## EXERCISE INSTRUCTIONS
Could you filter the listing for lines with the word "videos" and return them?

## RECORDS
-*-
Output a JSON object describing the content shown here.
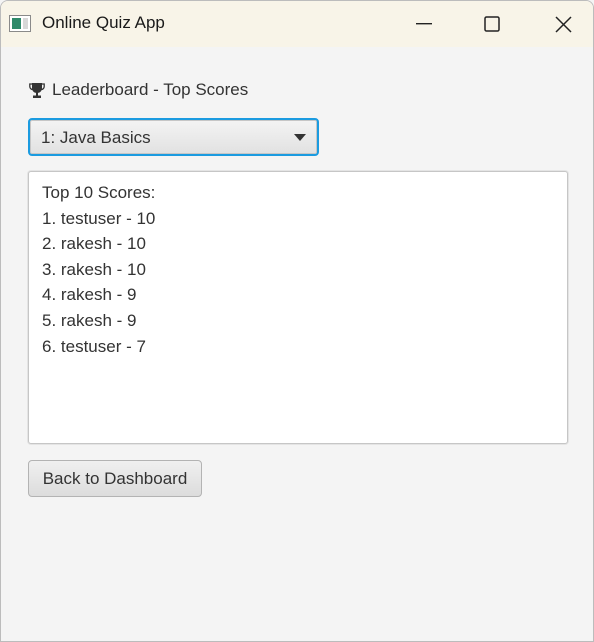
{
  "window": {
    "title": "Online Quiz App",
    "icons": {
      "app": "app-window-icon",
      "minimize": "minimize-icon",
      "maximize": "maximize-icon",
      "close": "close-icon"
    }
  },
  "leaderboard": {
    "heading_icon": "trophy-icon",
    "heading": "Leaderboard - Top Scores",
    "quiz_selector": {
      "selected": "1: Java Basics",
      "arrow_icon": "dropdown-arrow-icon"
    },
    "scores_header": "Top 10 Scores:",
    "scores": [
      "1. testuser - 10",
      "2. rakesh - 10",
      "3. rakesh - 10",
      "4. rakesh - 9",
      "5. rakesh - 9",
      "6. testuser - 7"
    ],
    "back_button": "Back to Dashboard"
  },
  "colors": {
    "focus_accent": "#1b9be0",
    "titlebar_bg": "#f8f4e8",
    "window_bg": "#f4f4f4",
    "text": "#333333"
  }
}
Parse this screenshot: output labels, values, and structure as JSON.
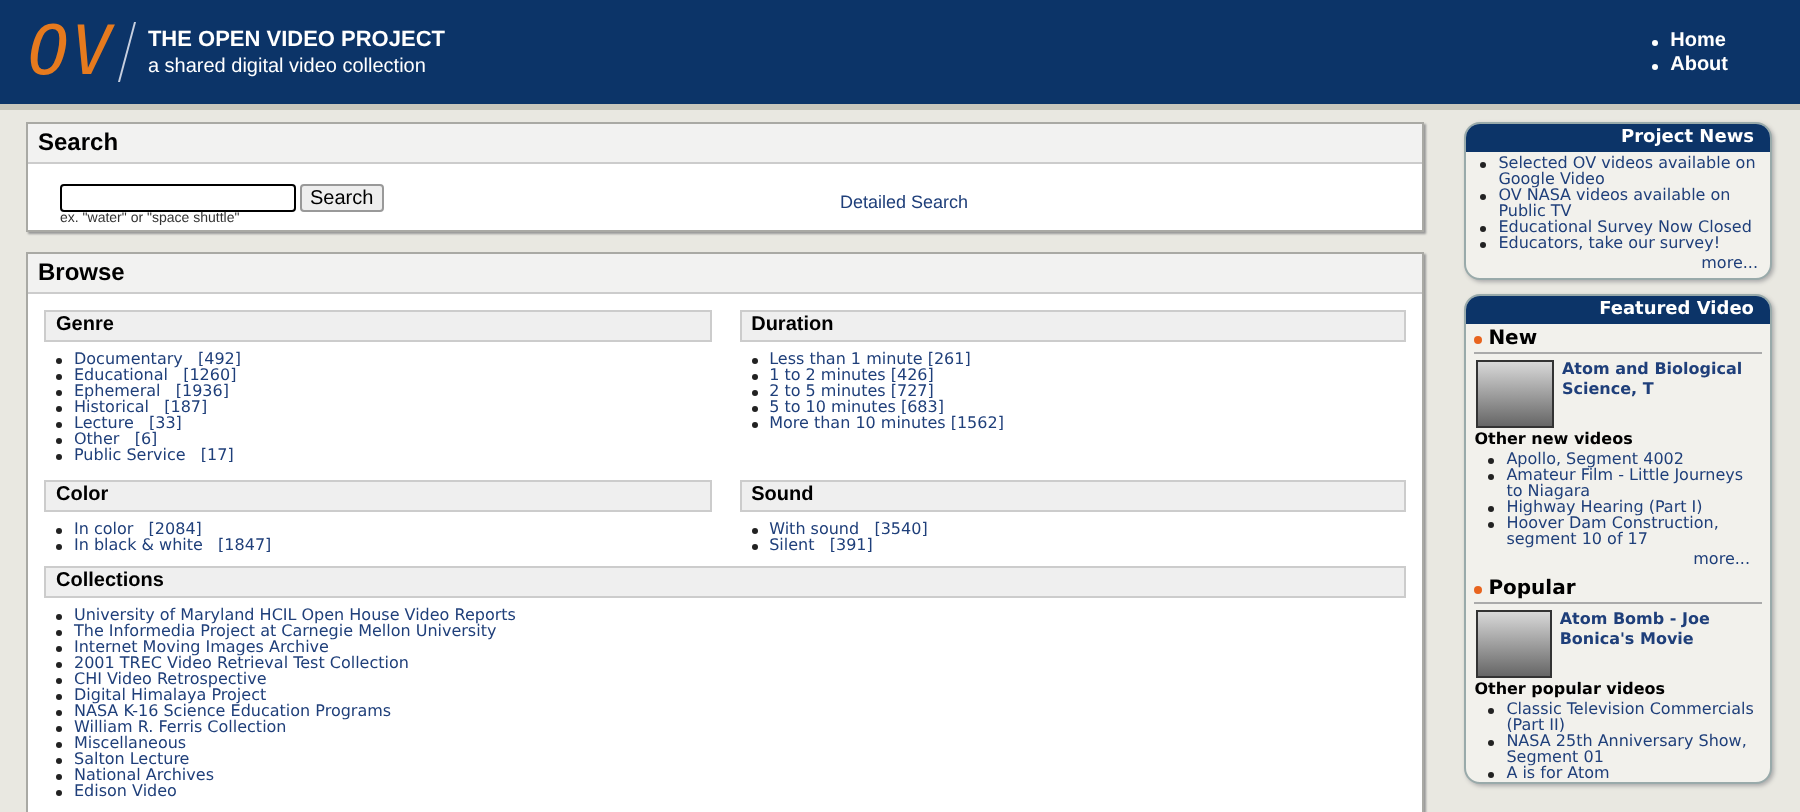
{
  "header": {
    "logo": "OV",
    "title": "THE OPEN VIDEO PROJECT",
    "subtitle": "a shared digital video collection",
    "nav": [
      "Home",
      "About"
    ]
  },
  "search": {
    "title": "Search",
    "button": "Search",
    "hint": "ex. \"water\" or \"space shuttle\"",
    "detailed_link": "Detailed Search"
  },
  "browse": {
    "title": "Browse",
    "sections": [
      {
        "title": "Genre",
        "items": [
          "Documentary   [492]",
          "Educational   [1260]",
          "Ephemeral   [1936]",
          "Historical   [187]",
          "Lecture   [33]",
          "Other   [6]",
          "Public Service   [17]"
        ]
      },
      {
        "title": "Duration",
        "items": [
          "Less than 1 minute [261]",
          "1 to 2 minutes [426]",
          "2 to 5 minutes [727]",
          "5 to 10 minutes [683]",
          "More than 10 minutes [1562]"
        ]
      },
      {
        "title": "Color",
        "items": [
          "In color   [2084]",
          "In black & white   [1847]"
        ]
      },
      {
        "title": "Sound",
        "items": [
          "With sound   [3540]",
          "Silent   [391]"
        ]
      }
    ],
    "collections": {
      "title": "Collections",
      "items": [
        "University of Maryland HCIL Open House Video Reports",
        "The Informedia Project at Carnegie Mellon University",
        "Internet Moving Images Archive",
        "2001 TREC Video Retrieval Test Collection",
        "CHI Video Retrospective",
        "Digital Himalaya Project",
        "NASA K-16 Science Education Programs",
        "William R. Ferris Collection",
        "Miscellaneous",
        "Salton Lecture",
        "National Archives",
        "Edison Video"
      ]
    }
  },
  "news": {
    "title": "Project News",
    "items": [
      "Selected OV videos available on Google Video",
      "OV NASA videos available on Public TV",
      "Educational Survey Now Closed",
      "Educators, take our survey!"
    ],
    "more": "more..."
  },
  "featured": {
    "title": "Featured Video",
    "groups": [
      {
        "title": "New",
        "video_title": "Atom and Biological Science, T",
        "other_title": "Other new videos",
        "others": [
          "Apollo, Segment 4002",
          "Amateur Film - Little Journeys to Niagara",
          "Highway Hearing (Part I)",
          "Hoover Dam Construction, segment 10 of 17"
        ],
        "more": "more..."
      },
      {
        "title": "Popular",
        "video_title": "Atom Bomb - Joe Bonica's Movie",
        "other_title": "Other popular videos",
        "others": [
          "Classic Television Commercials (Part II)",
          "NASA 25th Anniversary Show, Segment 01",
          "A is for Atom"
        ]
      }
    ]
  }
}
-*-
## REPLY TO THE TASK
      "Selected OV videos available on Google Video",
      "OV NASA videos available on Public TV",
        "other_title": "Other new videos",
        "other_title": "Other popular videos",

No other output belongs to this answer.